I'm looking at an ad for a used Canon 1200mm f/5.6L EF USM Autofocus Lens where they are asking $180,000. Yes, that's not a typo.
I don't get it.
I'm an amateur astronomer and I know I can buy a killer 1200m refractor for well less than $180k. What makes this so expensive? I know that a good refractor only has a triplet (or a doublet) as the objective and a small, but complex, eyepiece. The Canon lens has 13 elements, 2 of which are flourite.
This isn't about this particular lens, and this question may well be better for an astronomy forum
But why are camera lens so much more expensive than refractor telescopes?
Rarity. There were only approximately 20 of these now out of production lenses ever made. When they were in production they sold for about $90,000 (US). Due to the time needed to grow the large fluorite crystal used in the 3rd element of the lens, once ordered they took about 18 months to produce.
Autofocus Capability. These lenses include auto focus capability. Moving focus elements as large and heavy as this requires mechanisms that are both robust and extremely precise. Moving them fast enough to be used to photograph sporting events means they must also be very powerful.
Maximum Aperture The EF 1200mm f/5.6 L requires an entrance pupil of 214mm (8.4 inches). A 1200mm f/8 telescope needs only a 150mm wide objective. When you compare the areas of a 214mm circle to that of a 150mm circle, you see that it takes at least twice as much material to create a lens 214mm wide compared to 150mm wide. And that is before you consider that the larger lens element must also be thicker in the center to maintain the same amount of curvature on the surfaces.
Optical Image Quality While things like coma and chromatic aberration are expected at the edges of the field of view of a large refracting telescope, they are not as acceptable in a camera lens.
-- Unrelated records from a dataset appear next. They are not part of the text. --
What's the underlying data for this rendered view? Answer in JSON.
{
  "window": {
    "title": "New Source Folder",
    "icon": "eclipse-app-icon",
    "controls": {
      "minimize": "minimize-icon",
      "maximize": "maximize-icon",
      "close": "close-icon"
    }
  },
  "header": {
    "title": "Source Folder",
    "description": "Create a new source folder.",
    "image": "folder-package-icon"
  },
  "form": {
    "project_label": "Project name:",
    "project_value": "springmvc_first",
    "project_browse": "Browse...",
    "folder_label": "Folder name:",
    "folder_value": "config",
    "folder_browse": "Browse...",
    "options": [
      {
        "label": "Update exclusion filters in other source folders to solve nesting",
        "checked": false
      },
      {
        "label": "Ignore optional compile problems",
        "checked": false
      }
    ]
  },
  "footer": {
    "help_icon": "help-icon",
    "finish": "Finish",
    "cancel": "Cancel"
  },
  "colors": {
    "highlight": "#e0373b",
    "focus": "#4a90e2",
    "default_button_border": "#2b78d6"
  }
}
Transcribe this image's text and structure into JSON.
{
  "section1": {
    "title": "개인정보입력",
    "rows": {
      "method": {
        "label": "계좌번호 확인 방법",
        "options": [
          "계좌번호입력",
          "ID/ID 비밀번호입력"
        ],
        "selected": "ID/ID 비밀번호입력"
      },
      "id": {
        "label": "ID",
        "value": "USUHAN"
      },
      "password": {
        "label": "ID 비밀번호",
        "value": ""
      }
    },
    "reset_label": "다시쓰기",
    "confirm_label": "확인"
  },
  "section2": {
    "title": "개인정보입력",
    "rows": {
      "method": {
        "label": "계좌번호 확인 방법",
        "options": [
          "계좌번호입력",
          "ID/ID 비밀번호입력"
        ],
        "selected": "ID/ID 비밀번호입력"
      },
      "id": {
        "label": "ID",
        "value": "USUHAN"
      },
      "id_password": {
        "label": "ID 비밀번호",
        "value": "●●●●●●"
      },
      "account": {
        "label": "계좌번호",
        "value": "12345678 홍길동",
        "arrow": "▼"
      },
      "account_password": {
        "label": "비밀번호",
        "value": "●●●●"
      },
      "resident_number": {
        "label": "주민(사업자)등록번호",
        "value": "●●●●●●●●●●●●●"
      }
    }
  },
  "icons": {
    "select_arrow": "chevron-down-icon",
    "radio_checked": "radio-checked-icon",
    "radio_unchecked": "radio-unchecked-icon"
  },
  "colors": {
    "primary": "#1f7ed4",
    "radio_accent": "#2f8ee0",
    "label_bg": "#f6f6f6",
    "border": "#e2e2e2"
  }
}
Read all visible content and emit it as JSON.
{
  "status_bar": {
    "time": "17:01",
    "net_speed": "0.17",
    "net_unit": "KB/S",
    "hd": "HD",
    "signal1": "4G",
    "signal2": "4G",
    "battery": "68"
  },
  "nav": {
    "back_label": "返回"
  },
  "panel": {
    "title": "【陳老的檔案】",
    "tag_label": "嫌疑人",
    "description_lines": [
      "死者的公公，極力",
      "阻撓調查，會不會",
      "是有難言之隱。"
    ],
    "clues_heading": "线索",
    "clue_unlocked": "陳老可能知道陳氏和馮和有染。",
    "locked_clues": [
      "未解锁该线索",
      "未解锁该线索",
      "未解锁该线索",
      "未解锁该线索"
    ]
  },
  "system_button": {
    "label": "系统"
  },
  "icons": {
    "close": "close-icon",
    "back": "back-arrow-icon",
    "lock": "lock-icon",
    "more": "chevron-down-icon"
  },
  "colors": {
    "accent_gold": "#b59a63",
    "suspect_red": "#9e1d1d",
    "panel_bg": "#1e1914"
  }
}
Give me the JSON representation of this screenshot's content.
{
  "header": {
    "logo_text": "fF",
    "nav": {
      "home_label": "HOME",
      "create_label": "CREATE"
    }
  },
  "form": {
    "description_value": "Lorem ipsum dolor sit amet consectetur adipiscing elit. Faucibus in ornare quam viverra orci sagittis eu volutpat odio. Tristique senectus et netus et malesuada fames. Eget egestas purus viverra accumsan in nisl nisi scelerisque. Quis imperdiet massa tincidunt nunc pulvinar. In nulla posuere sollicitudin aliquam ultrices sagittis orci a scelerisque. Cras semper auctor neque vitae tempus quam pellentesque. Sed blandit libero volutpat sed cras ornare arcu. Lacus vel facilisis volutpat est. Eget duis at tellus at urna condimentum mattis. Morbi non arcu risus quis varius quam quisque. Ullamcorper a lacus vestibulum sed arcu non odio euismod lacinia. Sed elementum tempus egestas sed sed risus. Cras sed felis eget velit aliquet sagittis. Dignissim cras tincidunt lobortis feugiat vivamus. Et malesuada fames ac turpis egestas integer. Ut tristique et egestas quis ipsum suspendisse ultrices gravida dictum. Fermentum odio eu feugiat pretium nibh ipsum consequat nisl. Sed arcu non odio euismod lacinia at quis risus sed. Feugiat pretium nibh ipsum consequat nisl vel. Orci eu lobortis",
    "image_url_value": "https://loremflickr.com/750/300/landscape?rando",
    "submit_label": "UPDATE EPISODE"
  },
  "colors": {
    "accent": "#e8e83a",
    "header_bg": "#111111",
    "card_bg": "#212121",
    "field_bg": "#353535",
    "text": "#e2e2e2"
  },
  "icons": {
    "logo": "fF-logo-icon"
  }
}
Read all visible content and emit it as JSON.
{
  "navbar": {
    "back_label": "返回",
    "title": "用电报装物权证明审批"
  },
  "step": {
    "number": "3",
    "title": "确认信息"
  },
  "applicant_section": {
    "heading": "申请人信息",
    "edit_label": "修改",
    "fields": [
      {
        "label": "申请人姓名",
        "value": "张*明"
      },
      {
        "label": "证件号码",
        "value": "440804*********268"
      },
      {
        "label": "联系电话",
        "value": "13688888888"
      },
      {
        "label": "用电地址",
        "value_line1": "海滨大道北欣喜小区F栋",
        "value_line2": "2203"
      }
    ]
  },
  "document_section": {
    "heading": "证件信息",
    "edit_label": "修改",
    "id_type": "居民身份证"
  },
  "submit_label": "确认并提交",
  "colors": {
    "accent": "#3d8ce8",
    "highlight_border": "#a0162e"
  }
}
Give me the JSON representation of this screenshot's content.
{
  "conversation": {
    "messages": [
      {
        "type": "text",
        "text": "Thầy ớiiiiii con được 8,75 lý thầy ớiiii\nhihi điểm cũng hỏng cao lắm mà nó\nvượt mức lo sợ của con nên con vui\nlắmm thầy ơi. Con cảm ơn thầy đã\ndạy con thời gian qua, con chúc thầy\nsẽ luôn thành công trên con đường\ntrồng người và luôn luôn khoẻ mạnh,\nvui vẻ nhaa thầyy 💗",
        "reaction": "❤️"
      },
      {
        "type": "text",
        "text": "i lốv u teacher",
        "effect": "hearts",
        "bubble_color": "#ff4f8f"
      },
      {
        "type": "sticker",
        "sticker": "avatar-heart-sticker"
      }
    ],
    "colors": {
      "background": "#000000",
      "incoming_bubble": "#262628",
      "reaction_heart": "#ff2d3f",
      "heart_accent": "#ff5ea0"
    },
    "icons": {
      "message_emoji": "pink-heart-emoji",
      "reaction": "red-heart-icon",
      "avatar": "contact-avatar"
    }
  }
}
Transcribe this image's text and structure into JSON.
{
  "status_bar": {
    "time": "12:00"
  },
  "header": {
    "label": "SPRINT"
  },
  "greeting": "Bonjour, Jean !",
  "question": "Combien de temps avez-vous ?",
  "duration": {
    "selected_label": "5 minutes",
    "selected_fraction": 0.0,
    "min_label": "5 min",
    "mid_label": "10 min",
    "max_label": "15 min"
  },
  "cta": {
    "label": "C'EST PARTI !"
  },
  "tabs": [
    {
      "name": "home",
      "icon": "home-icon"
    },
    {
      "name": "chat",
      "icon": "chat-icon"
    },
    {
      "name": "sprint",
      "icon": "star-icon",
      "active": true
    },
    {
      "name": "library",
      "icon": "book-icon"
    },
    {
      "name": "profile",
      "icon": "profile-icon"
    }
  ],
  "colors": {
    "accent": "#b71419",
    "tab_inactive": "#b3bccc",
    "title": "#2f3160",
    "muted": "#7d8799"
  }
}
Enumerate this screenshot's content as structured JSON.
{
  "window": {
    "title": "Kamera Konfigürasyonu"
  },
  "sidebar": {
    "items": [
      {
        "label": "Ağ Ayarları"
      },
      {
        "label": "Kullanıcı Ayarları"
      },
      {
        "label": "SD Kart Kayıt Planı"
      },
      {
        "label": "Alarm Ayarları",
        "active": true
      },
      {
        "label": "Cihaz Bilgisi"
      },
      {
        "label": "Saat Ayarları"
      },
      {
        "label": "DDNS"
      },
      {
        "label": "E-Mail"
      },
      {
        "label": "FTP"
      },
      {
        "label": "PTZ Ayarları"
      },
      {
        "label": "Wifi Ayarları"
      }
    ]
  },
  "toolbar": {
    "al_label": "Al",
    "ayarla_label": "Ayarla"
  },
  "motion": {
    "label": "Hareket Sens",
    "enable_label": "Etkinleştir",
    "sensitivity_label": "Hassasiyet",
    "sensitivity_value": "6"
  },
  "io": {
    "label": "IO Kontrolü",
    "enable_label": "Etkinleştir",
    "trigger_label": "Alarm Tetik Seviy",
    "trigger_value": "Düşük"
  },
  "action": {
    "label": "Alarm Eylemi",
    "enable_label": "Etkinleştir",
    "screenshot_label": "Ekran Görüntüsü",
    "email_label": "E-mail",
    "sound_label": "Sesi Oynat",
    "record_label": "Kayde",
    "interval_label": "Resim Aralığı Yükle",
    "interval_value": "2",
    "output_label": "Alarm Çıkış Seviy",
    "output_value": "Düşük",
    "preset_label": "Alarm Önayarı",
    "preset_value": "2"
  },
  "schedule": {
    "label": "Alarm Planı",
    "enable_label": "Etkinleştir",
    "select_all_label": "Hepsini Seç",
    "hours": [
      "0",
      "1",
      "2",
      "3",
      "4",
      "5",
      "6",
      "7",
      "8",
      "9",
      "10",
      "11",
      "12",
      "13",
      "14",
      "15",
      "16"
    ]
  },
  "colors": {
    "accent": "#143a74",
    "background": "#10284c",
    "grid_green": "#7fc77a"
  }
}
And the larger the diameter of a lens is, the more correction must be applied to obtain the same image quality. This requires more elements in the lens, and these additional elements are almost always made of exotic materials with a higher refractive index and lower mass density than normal optical glass. They must also be precisely shaped to almost insane tolerances to perform as designed.
Image Circle Diameter A telescope need only to cast an image circle the size of a human eye's pupil: approximately 8mm in diameter. A camera lens intended for use with a Full frame camera must cast an image circle approximately 44mm in diameter.
Minimum Focus Distance Many telescopes are designed to focus only at longer distances, some even only at infinity. Camera lenses such as the EF 1200mm f/5.6 L can focus at infinity but are expected to focus at shorter distances as well.
Different tools for different jobs. A telescope is for looking at objects with the naked eye, a camera lens is for recording high resolution images.
It is acceptable for a telescope to have large distortions around the edges and nobody much cares about colour correctness. This makes it simple (cheap) to make the lenses which are good enough to do the job. Now add the sheer size of the optics required to get an f-stop of 5.6 from a 1200mm focus length.
---- edit to correct the edits ---
A 1200mm telescope is for looking at Stars, a 1200mm f/5.6 lens is for looking at Celebrities. If you expect to sell a picture of Venus then you really don't want it to look like a picture of Jupiter. If you expect to sell it for over $30,000 then it had better look like Venus.
Michael Clark missed one important point in his otherwise correct answer:
focal length. This normally means that the distance from the center of the lenses to the place where the image forms is 1200mm. (Yes 1.2 meters!) On your telescope I guess that you pretty much see these 1200 millimeters as the telescope is around 1.2 meters in length. On your Canon you're probably not carrying a lens that is 1.2 meters long. The lens in question is 83.6 centimeters. This significant shortening of the physical dimensions can be achieved by optical elements, most probably the ones with fluorite.
Astronomers use reflectors mostly but are indeed interested in accuracy.
The lens in question is much faster than a telescope.
Part of the reason is doubtless that professional photographers earn more money than professional astronomers, and so can be milked a bit more for their cash.
Score: +5 Funny